- _Work required_
The records that follow are to be repeated in full, with no pictures retained.

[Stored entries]

───

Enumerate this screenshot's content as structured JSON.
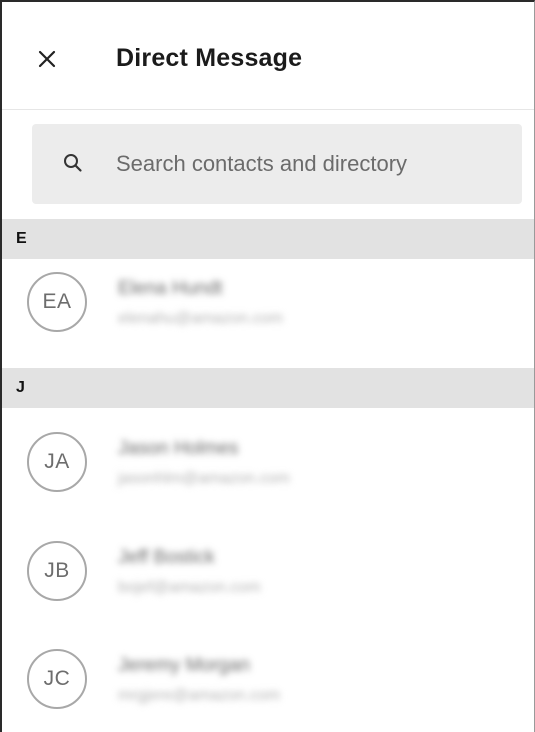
{
  "header": {
    "title": "Direct Message",
    "close_icon": "close-icon"
  },
  "search": {
    "placeholder": "Search contacts and directory",
    "icon": "search-icon"
  },
  "sections": [
    {
      "letter": "E",
      "contacts": [
        {
          "initials": "EA",
          "name": "Elena Hundt",
          "email": "elenahu@amazon.com"
        }
      ]
    },
    {
      "letter": "J",
      "contacts": [
        {
          "initials": "JA",
          "name": "Jason Holmes",
          "email": "jasonhlm@amazon.com"
        },
        {
          "initials": "JB",
          "name": "Jeff Bostick",
          "email": "bojef@amazon.com"
        },
        {
          "initials": "JC",
          "name": "Jeremy Morgan",
          "email": "mrgjere@amazon.com"
        }
      ]
    }
  ],
  "colors": {
    "section_bg": "#e2e2e2",
    "search_bg": "#ececec",
    "avatar_border": "#a8a8a8"
  }
}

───

- _Response to this exercise_
Enumerate this screenshot's content as structured JSON.
{
  "header": {
    "title": "Direct Message",
    "close_icon": "close-icon"
  },
  "search": {
    "placeholder": "Search contacts and directory",
    "icon": "search-icon"
  },
  "sections": [
    {
      "letter": "E",
      "contacts": [
        {
          "initials": "EA",
          "name": "Elena Hundt",
          "email": "elenahu@amazon.com"
        }
      ]
    },
    {
      "letter": "J",
      "contacts": [
        {
          "initials": "JA",
          "name": "Jason Holmes",
          "email": "jasonhlm@amazon.com"
        },
        {
          "initials": "JB",
          "name": "Jeff Bostick",
          "email": "bojef@amazon.com"
        },
        {
          "initials": "JC",
          "name": "Jeremy Morgan",
          "email": "mrgjere@amazon.com"
        }
      ]
    }
  ],
  "colors": {
    "section_bg": "#e2e2e2",
    "search_bg": "#ececec",
    "avatar_border": "#a8a8a8"
  }
}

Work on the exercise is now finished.